On October 11, 2011, Bloomsbury USA released the anthology "Backward Ran Sentences: The Best of Wolcott Gibbs of The New Yorker" (ISBN 978-1-60819-550-3), with a foreword by P.J. O'Rourke.[citation needed]


Incomplete – to be updated


  • Gibbs, Wolcott (November 28, 1936). "Time... Fortune ... Life ... Luce". The New Yorker: 20–25.
Profile of TIME editor Henry Luce, written in a parody of TIME's style.
  • Gibbs, Wolcott (January 1, 1949). "Theatre: Well, Happy New Year Anyway". The New Yorker. 24 (45): 34–37.
Reviews John van Druten's "Make Way for Lucia"; "Oh, Mr. Middlebrook!" at the John Golden Theatre; Jean Kerr's "Jenny Kissed Me" at the Hudson Theatre.
  • Gibbs, Wolcott (January 8, 1949). "Theatre: Giraudoux, Porter, and Guitry". The New Yorker. 24 (46): 48–53.
Reviews Jean Giraudoux's "The Madwoman of Chaillot" at the Belasco Theatre; Cole Porter's "Kiss Me, Kate" at the New Century Theatre; Sacha Guitry's "Don't Listen, Ladies" at the Booth Theatre.
  • Gibbs, Wolcott (January 7, 1950). "Theatre: Miss George, Master White, and Dr. Goldsmith". The New Yorker. 25 (46): 44–46.
Reviews Rosemary Casey's "The Velvet Glove"; Sarett and Herbert Rudley's "How Long Till Summer?"; Oliver Goldsmith's "She Stoops to Conquer".
  • Gibbs, Wolcott (January 21, 1950). "Theatre: Eliot and others". The New Yorker. 25 (48): 47–50.
Reviews T. S. Eliot's "The Cocktail Party".
  • Gibbs, Wolcott (February 4, 1950). "Theatre: Miss Hepburn in Arden". The New Yorker. 25 (50): 48–52.
Reviews The Theatre Guild's production of "As You Like It" at the Cort Theatre; Samuel A. Taylor's "The Happy Time" at the Plymouth Theatre; William Berney and Howard Richardson's "Design for a Stained Glass Window" at the Mansfield Theatre.


  • Gibbs, Wolcott (January 15, 1949). "The Life and Death and Life of George Whitehouse". The New Yorker. 24 (47): 24–26.
  • Gibbs Wolcott (1931) "Bird Life at the Pole" William Morrow publisher


  1. ^ Reitwiesner, William Addams.

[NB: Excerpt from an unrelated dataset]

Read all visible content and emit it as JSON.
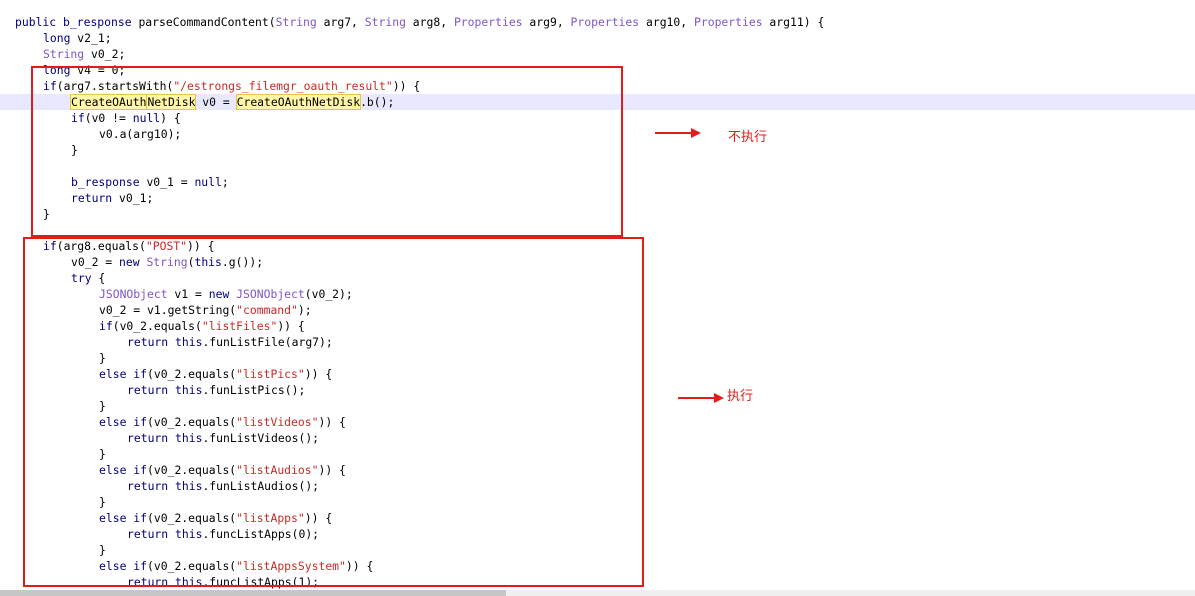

Ancestry of George W. Bush http://www.wargs.com/political/bush.html Accessed April 25, 2015.
  2. ^ Browning, Charles Henry. Americans of Royal Descent: A Collection of Genealogies of American Families Whose Lineage is Traced to the Legitimate Issue of Kings. 1891, Page 121.
  3. ^ Reitwiesner, William Addams. Ancestry of George W. Bush http://www.wargs.com/political/bush.html Accessed March 15, 2016.

Other sources[edit]